What you have to do
Go through the records and report each line holding the string "label".

Entries from a dataset of interfaces
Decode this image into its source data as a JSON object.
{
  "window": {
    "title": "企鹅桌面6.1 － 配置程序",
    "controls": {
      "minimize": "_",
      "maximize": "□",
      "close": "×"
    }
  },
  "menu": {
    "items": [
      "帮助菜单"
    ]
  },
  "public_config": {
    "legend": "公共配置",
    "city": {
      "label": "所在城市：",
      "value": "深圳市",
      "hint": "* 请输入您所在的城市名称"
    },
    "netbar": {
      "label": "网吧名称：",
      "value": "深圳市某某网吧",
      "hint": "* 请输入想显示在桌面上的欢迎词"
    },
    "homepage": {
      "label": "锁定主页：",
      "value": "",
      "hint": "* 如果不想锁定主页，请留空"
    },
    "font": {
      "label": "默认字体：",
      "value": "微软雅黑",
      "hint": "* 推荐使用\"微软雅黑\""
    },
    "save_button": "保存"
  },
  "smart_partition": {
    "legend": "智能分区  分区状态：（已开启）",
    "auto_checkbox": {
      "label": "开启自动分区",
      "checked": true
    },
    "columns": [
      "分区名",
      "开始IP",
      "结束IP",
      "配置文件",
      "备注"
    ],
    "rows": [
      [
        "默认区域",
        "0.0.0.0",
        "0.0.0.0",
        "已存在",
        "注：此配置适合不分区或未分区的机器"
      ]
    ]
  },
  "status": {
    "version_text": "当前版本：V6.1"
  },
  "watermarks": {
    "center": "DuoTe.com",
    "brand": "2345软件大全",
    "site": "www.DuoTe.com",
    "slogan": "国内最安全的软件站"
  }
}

Your solution
      "label": "所在城市：",
      "label": "网吧名称：",
      "label": "锁定主页：",
      "label": "默认字体：",
      "label": "开启自动分区",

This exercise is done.